Table of Contents

  • People’s skills are at the heart of Flanders’s vision for the future, which is a society where people learn for and through life, are innovative, trust one another, enjoy a high quality of life, and embrace their unique identity and culture.

  • Flanders performs well compared to most OECD countries on most measures of skills development and use. The skills proficiency of Flemish adults exceeds the OECD average. High-performance work practices that stimulate the use of skills are widely adopted by firms. There are many good governance arrangements in place to support co-ordination and collaboration in adult learning across government departments, levels of government and with stakeholders. Financial incentives for adult learning help to reduce the burden for individuals and employers, promote cost-sharing and reduce under-investment. However, important challenges remain. Ensuring the continued success of Flanders in the future will depend on the policy choices Flanders makes today.

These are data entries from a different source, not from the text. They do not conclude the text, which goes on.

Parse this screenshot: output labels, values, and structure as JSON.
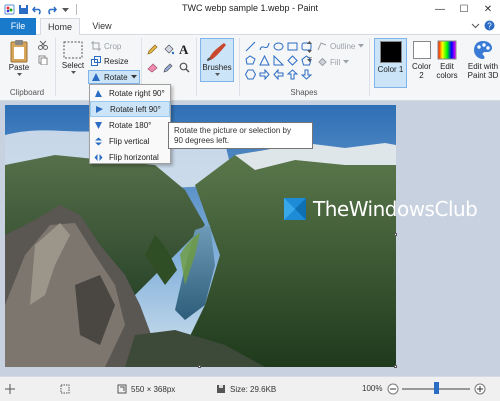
{
  "window": {
    "title": "TWC webp sample 1.webp - Paint",
    "minimize": "—",
    "maximize": "☐",
    "close": "✕"
  },
  "tabs": {
    "file": "File",
    "home": "Home",
    "view": "View"
  },
  "ribbon": {
    "clipboard": {
      "label": "Clipboard",
      "paste": "Paste"
    },
    "image": {
      "select": "Select",
      "crop": "Crop",
      "resize": "Resize",
      "rotate": "Rotate"
    },
    "tools": {},
    "brushes": {
      "label": "Brushes"
    },
    "shapes": {
      "label": "Shapes",
      "outline": "Outline",
      "fill": "Fill"
    },
    "colors": {
      "color1": "Color 1",
      "color2": "Color 2",
      "edit_colors": "Edit colors",
      "paint3d": "Edit with Paint 3D",
      "color1_value": "#000000",
      "color2_value": "#ffffff"
    }
  },
  "rotate_menu": {
    "items": [
      {
        "label": "Rotate right 90°"
      },
      {
        "label": "Rotate left 90°"
      },
      {
        "label": "Rotate 180°"
      },
      {
        "label": "Flip vertical"
      },
      {
        "label": "Flip horizontal"
      }
    ]
  },
  "tooltip": {
    "line1": "Rotate the picture or selection by",
    "line2": "90 degrees left."
  },
  "watermark": {
    "text": "TheWindowsClub"
  },
  "status": {
    "dimensions": "550 × 368px",
    "size": "Size: 29.6KB",
    "zoom": "100%",
    "zoom_fraction": 0.5
  },
  "colors": {
    "accent": "#1979ca",
    "ribbon_bg": "#f5f6f7",
    "workspace": "#c8d1df",
    "highlight": "#cce4f7"
  }
}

  • This chapter applies the OECD Skills Strategy framework to examine the characteristics and performance of the Flemish skills system. The findings are the basis for identifying, in consultation with the national project team, the five priority areas for action in Flanders. This chapter introduces these priority areas, and subsequent chapters for each priority area provide an in-depth analysis of the challenges and opportunities, as well as concrete recommendations. In addition, this chapter provides an overview of the policy context of the Flemish skills system, including descriptions of long-term policy goals and recent and new reforms related to skills and education.

  • The chapter presents diagnostic evidence on adult learning in Flanders, the factors that affect adult learning and specific policies and practices to foster a learning culture. Flanders can develop a learning culture by taking action in seven areas. These are: 1) raising awareness about the importance of adult learning; 2) tailoring adult education provision to the specific needs of adult learners; 3) transforming adult education providers into learning organisations; 4) making higher education more accessible for adult learners; 5) promoting work-based learning in post-secondary education; 6) promoting human resource practices that stimulate a learning culture in the workplace.

  • The chapter presents diagnostic evidence on skills imbalances in Flanders, the factors that affect skills imbalances and specific policies and practices to reduce skills imbalances. Flanders can reduce skills imbalances by taking action in six areas. These are: 1) ensuring that the education system is responsive to labour market needs; 2) improving information about current and future skills needs; 3) integrating career and training guidance services; 4) making skills visible; 5) promoting labour mobility; and 6) prioritising training in skills in high demand for jobseekers.

  • This chapter presents evidence on how firms in Flanders use skills within the workplace. It highlights the factors that affect skills use as well as specific policies and practices within Flanders. Flanders can improve skills use in the workplace by taking action in four areas: 1) raising awareness of the importance of skills use in the workplace; 2) reshaping workplace practices and encouraging management training, especially among SMEs; 3) promoting career mobility within sectors and firms; and 4) encouraging human resources practices through partnerships between firms and public employment services.

  • The chapter presents diagnostic evidence on the governance of adult learning in Flanders, the factors that affect the governance of adult learning and specific policies and practices to strengthen the governance of adult learning. Flanders can strengthen its adult learning governance by taking action in four areas. These are: 1) developing a long-term vision for adult learning; 2) promoting a whole-of-government approach to adult learning; 3) using networks to promote collaboration between government and stakeholders at the local level; 4) consolidating information sources on adult learning for greater transparency.

  • The chapter presents diagnostic evidence on the financing of adult learning in Flanders, the factors that affect the financing of adult learning and specific policies and practices to improve the financing of adult learning. Flanders can improve the financing of adult learning by taking action in four areas. These are: 1) reviewing financial incentives to encourage the participation of marginalised groups in training; 2) repackaging existing financial incentives to provide each learner with a “training backpack”; 3) supporting transitions from job to job and from one employment status to another; and 4) ensuring financing supports flexible modes of learning.